Our debut album is reviewed by an insightful Phillip Allen for Louder Than War:

The recipe for success isn’t always the fast food music we are sold for convenience. Sometimes it’s about slow cooking it, making the dish taste that much more richer. The dish is the new self-titled album from sleeper Manchester band, The Creature Comfort.

The rebirth of the band that got swamped by the deluge of culture bursting out of the city back in 1988/89. The sheer variety and quality music coming out of Manchester has obviously been strong, especially since The Smiths, The Stone Roses and Oasis shifted the scene into overdrive. The self professed ‘Outsiders’ have cooked up a treat in the shape of a classic album twenty years in the coming.

The Creature Comfort held a residency at the infamous International Club where such contemporaries as Gun Club, Mudhoney, Suicidal Tendencies, Cornershop, American Music Club all played. Frontman singer, Ben Le Jeune soaked in the rock and roll energy during those formative years must have added to the development of a sharp and mesmerising performer on stage.

Ben’s ironic charm on opening track, ‘Sauce’ is infectious as the track playfully disassembles expectations and rebuild them into a joyfully catchy track that bears all the hall mark of Pistols mixed with Devo. A self-referential delight that breaths new life into the punk rock blueprint.

The brooding love ode ‘I Do Need You’ is a massive punch of a track that manages to be as dark as it is light-hearted. The rousing piano, thundering bass and powerful drums smack it home in a way that every love song should.

The Creature Comfort album cover
Next comes a 60’s pop infused trip of a song – ’1000 Miles’. A one-way ticket to shakesville, stopping at shimmydale and all points North baby. A psychedelic stormer that has all the sass and voodoo of a New Orleans bar on a hot sticky summer evening.

Step Down From The Sky’ seems to be conjuring a feminine godhead to come save us sinners and abusers, a cry out for mass enlightenment in light of mankind’s destructive impulses. The lone bass intro and chopping guitar licks psych out in this redemptive tale, with the organ and female backing vocals whirling around our heads, it almost feels as we are at the Apollo in Harlem, thrashing out the rhythm and blues.

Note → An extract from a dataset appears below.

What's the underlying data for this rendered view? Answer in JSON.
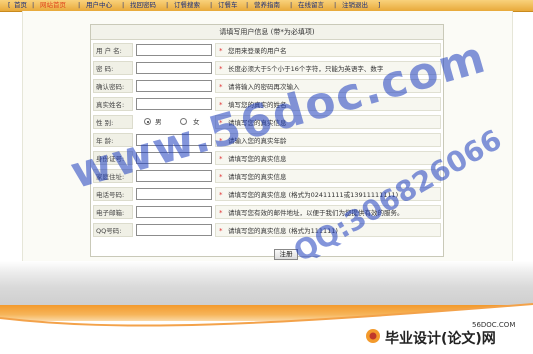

Sally Sucks’ sounds like The Clash meets The Ruts, with its Ian Curtisesqe vocals singing the minor keys of this tale of a talented lady.

Electric Eyes’ is the most nineties sounding track on the album with it’s lilting vocals expounding on the rhythm of the soul and the sights and sounds of the city, presumably Manchester. It reminds of some of Ian Brown’s solo work, such as, ‘My Star’.

Windowpane’ closes the album with an irreverent look through the glass that forms the eyes of any home. Discovering the edges of his world, our singer, Ben comes back to the reality of the two things that matter – ‘Love and Passion’.

A class album with a classic feel bringing back to life an insightful talent that shows it is never too late to knock ‘em dead with the next song.

See more at: http://louderthanwar.com/the-creature-comforts-the-creature-comfort-album-review

Find out more about the album here.